Brief:
All lines in the data below carrying the string "face" are to be located and copied.

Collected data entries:
..........
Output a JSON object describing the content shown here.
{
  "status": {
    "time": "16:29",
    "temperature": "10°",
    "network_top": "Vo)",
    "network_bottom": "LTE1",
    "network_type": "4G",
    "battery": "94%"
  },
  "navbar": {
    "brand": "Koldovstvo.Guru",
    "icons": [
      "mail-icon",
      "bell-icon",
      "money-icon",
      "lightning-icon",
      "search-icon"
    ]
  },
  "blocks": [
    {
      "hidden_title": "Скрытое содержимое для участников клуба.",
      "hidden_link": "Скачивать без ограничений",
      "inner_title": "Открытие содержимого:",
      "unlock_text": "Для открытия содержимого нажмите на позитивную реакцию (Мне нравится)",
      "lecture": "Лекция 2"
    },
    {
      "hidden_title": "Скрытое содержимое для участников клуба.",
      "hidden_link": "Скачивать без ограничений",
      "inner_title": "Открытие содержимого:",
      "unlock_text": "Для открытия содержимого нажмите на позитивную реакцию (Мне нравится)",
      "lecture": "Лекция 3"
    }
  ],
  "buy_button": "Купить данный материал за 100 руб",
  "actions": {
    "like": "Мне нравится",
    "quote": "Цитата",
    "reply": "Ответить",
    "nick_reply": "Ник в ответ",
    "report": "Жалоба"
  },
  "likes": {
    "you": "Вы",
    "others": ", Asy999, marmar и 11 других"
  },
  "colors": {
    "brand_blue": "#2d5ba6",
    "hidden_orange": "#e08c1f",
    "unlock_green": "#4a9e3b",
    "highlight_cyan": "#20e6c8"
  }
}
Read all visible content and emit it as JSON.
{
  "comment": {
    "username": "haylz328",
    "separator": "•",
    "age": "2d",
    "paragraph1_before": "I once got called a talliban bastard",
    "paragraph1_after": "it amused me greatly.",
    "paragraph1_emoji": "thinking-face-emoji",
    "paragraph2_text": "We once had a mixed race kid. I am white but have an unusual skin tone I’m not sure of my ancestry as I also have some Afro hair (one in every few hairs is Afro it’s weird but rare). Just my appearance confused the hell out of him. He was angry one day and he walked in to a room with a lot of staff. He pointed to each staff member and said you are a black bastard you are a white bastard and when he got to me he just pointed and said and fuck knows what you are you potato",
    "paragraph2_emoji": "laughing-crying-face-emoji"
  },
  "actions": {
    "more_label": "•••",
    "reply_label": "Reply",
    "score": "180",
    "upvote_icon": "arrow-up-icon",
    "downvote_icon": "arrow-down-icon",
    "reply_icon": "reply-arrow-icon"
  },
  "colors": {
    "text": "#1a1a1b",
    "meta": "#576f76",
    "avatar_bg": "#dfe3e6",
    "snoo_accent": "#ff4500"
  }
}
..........
Completed task:
    "paragraph1_emoji": "thinking-face-emoji",
    "paragraph2_emoji": "laughing-crying-face-emoji"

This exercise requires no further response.